▸ Work instruction: Look through the entries. Copy each line that has the word "link".
··· Records shown ···
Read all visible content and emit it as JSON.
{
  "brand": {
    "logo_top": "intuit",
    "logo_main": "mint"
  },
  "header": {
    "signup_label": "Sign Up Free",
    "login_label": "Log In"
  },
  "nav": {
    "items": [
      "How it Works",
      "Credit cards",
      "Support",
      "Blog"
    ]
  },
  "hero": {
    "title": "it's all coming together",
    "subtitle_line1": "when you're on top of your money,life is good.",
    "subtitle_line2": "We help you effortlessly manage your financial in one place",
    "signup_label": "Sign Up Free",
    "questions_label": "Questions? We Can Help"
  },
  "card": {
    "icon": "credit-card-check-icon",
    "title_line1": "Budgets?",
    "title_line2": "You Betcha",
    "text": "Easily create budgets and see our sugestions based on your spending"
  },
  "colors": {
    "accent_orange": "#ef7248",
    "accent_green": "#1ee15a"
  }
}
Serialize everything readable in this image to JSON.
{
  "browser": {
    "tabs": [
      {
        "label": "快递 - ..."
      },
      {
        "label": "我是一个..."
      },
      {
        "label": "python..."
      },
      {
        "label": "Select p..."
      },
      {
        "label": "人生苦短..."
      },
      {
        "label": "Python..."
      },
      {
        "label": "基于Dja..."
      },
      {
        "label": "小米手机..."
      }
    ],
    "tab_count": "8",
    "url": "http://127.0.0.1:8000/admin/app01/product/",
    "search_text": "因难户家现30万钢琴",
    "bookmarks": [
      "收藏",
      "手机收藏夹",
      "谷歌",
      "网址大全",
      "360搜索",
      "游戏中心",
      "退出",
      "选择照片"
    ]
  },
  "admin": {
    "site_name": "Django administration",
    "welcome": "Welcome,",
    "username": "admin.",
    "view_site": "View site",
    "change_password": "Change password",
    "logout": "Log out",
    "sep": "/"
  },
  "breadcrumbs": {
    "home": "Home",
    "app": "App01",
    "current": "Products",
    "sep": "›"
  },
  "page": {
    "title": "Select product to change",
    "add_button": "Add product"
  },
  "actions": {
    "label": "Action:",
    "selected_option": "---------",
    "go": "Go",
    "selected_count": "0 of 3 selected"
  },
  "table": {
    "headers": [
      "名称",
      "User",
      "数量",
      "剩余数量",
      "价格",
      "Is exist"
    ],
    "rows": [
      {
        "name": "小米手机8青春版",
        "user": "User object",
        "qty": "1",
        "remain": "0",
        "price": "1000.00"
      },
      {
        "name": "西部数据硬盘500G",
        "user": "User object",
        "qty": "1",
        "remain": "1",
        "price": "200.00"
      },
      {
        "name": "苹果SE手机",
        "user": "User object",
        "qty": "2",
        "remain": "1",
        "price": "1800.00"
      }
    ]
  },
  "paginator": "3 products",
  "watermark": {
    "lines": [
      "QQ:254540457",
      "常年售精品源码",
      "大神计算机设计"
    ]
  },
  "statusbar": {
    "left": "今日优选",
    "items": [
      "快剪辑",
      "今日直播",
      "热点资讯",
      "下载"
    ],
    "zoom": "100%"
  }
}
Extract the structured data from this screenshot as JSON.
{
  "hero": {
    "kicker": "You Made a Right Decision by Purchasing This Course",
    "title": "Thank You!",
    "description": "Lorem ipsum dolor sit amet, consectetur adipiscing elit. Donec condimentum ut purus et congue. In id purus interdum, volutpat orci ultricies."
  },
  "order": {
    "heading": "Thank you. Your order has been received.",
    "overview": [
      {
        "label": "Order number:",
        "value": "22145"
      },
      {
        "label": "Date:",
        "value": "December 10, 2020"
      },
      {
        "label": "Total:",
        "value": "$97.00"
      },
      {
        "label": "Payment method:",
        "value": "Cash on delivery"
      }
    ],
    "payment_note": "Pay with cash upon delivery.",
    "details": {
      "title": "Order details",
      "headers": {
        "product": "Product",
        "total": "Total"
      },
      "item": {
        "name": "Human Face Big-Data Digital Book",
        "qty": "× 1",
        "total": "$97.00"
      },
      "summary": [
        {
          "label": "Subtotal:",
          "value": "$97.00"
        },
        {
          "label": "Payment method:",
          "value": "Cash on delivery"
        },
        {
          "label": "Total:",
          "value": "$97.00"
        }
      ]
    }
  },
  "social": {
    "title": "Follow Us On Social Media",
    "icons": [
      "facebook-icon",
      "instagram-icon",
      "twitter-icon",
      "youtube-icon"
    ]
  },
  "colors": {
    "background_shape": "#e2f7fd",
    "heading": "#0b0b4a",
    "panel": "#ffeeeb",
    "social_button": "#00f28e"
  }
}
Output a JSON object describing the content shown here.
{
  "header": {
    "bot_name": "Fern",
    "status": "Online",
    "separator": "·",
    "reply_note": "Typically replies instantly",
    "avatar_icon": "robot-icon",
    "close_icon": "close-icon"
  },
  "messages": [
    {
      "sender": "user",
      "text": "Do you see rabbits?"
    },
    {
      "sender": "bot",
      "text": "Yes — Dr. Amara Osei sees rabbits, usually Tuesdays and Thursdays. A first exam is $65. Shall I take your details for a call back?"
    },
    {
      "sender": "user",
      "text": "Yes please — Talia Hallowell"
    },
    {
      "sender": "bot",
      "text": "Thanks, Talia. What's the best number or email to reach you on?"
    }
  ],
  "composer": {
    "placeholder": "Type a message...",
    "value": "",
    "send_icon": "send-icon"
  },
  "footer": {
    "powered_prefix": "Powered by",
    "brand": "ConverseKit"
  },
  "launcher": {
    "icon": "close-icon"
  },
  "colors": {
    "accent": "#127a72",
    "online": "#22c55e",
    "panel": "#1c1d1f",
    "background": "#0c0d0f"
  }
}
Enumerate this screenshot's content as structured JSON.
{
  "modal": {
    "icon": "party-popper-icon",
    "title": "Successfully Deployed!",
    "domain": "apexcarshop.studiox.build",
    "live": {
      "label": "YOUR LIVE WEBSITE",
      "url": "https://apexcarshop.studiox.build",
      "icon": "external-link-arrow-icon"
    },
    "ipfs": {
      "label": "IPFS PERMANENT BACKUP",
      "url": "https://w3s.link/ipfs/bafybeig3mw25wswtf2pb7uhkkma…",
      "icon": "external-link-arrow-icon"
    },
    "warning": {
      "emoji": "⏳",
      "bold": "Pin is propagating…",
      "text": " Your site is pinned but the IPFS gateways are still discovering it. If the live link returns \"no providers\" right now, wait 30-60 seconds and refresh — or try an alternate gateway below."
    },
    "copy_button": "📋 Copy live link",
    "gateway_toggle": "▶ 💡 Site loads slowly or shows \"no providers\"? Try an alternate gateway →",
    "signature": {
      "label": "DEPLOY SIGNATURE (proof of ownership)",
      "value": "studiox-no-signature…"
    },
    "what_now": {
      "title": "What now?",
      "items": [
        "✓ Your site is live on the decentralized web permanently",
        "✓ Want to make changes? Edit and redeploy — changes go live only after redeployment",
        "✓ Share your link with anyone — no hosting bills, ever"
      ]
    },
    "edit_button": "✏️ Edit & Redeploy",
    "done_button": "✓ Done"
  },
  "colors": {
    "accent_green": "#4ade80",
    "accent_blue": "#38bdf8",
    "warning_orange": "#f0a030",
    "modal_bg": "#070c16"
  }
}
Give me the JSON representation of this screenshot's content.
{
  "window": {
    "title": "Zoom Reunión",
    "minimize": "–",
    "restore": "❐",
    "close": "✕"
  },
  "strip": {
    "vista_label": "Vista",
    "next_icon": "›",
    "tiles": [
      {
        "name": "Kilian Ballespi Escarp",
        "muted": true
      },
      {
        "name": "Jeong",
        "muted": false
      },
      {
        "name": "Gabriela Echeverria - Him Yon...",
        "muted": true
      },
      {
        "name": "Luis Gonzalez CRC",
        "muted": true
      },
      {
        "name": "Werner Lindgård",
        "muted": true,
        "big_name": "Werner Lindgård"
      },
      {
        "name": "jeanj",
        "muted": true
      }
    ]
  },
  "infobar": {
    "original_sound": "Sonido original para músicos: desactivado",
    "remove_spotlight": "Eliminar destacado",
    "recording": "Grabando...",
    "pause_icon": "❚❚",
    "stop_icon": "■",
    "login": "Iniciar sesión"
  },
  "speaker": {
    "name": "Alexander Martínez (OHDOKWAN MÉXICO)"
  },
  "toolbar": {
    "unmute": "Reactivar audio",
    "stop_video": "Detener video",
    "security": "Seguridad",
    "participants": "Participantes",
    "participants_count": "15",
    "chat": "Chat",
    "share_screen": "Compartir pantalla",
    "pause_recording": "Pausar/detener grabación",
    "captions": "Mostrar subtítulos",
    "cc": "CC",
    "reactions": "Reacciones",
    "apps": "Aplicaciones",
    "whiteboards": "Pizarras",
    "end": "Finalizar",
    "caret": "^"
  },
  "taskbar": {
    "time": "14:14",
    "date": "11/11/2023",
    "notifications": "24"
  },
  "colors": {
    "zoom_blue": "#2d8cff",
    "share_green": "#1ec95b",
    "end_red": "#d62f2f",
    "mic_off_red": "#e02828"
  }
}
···
▸ Written response:
      "icon": "external-link-arrow-icon"
      "url": "https://w3s.link/ipfs/bafybeig3mw25wswtf2pb7uhkkma…",
      "icon": "external-link-arrow-icon"
      "text": " Your site is pinned but the IPFS gateways are still discovering it. If the live link returns \"no providers\" right now, wait 30-60 seconds and refresh — or try an alternate gateway below."
    "copy_button": "📋 Copy live link",
        "✓ Share your link with anyone — no hosting bills, ever"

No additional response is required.